State the number of lines in the material below that hold "symbol", and add nothing to it.

=-=-=-=-=

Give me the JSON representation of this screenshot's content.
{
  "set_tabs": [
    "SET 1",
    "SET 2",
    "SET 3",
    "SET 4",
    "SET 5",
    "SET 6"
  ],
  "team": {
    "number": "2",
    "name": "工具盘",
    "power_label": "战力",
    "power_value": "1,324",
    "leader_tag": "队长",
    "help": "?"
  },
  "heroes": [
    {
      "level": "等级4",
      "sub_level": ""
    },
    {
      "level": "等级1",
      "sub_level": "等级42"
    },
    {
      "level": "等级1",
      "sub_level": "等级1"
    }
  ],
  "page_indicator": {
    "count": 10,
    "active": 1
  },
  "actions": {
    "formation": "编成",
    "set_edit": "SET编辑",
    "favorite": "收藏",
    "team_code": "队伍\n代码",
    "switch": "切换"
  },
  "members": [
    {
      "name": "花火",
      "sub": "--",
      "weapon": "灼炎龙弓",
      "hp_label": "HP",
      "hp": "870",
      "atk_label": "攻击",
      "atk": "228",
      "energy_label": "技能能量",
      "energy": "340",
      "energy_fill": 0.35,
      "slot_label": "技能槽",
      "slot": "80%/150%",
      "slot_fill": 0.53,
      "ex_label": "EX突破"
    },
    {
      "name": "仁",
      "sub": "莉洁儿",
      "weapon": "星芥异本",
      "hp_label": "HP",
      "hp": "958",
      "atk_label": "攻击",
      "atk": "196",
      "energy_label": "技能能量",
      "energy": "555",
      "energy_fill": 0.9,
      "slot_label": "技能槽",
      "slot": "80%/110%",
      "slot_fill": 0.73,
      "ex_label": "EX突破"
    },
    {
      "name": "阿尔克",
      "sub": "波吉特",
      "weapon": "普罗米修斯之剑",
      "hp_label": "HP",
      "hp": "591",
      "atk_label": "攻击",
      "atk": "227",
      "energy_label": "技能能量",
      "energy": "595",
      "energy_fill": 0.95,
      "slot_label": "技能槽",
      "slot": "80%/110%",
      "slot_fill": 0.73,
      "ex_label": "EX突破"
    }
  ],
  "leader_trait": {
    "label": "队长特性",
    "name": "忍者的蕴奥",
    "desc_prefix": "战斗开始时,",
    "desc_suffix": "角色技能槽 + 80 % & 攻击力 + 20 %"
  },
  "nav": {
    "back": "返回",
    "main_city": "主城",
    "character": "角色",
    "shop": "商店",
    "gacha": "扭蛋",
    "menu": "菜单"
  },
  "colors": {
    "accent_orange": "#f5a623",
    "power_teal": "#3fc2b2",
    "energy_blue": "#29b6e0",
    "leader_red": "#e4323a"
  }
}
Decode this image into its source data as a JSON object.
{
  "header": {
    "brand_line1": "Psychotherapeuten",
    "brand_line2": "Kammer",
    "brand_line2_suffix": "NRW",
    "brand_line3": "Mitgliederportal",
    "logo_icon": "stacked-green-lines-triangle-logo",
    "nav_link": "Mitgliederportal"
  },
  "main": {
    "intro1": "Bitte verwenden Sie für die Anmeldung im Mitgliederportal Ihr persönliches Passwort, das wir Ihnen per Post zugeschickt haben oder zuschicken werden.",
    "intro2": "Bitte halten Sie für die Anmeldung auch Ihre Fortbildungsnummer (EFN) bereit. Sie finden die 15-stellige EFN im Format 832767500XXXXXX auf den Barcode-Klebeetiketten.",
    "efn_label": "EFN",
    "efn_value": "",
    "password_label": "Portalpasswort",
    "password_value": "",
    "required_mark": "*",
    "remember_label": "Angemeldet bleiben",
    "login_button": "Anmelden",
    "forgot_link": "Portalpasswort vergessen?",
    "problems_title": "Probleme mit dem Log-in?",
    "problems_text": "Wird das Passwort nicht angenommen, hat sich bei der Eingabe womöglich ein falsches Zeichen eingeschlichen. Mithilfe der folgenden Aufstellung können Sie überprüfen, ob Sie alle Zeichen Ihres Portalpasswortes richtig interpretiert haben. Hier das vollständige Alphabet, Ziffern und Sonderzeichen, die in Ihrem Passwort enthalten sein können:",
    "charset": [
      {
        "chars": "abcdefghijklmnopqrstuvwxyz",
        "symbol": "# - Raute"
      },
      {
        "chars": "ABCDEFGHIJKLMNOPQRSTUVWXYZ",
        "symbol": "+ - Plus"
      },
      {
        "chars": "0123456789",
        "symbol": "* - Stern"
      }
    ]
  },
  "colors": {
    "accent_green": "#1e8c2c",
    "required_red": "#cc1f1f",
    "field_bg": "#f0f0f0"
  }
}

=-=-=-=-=

## WRITTEN ANSWER
3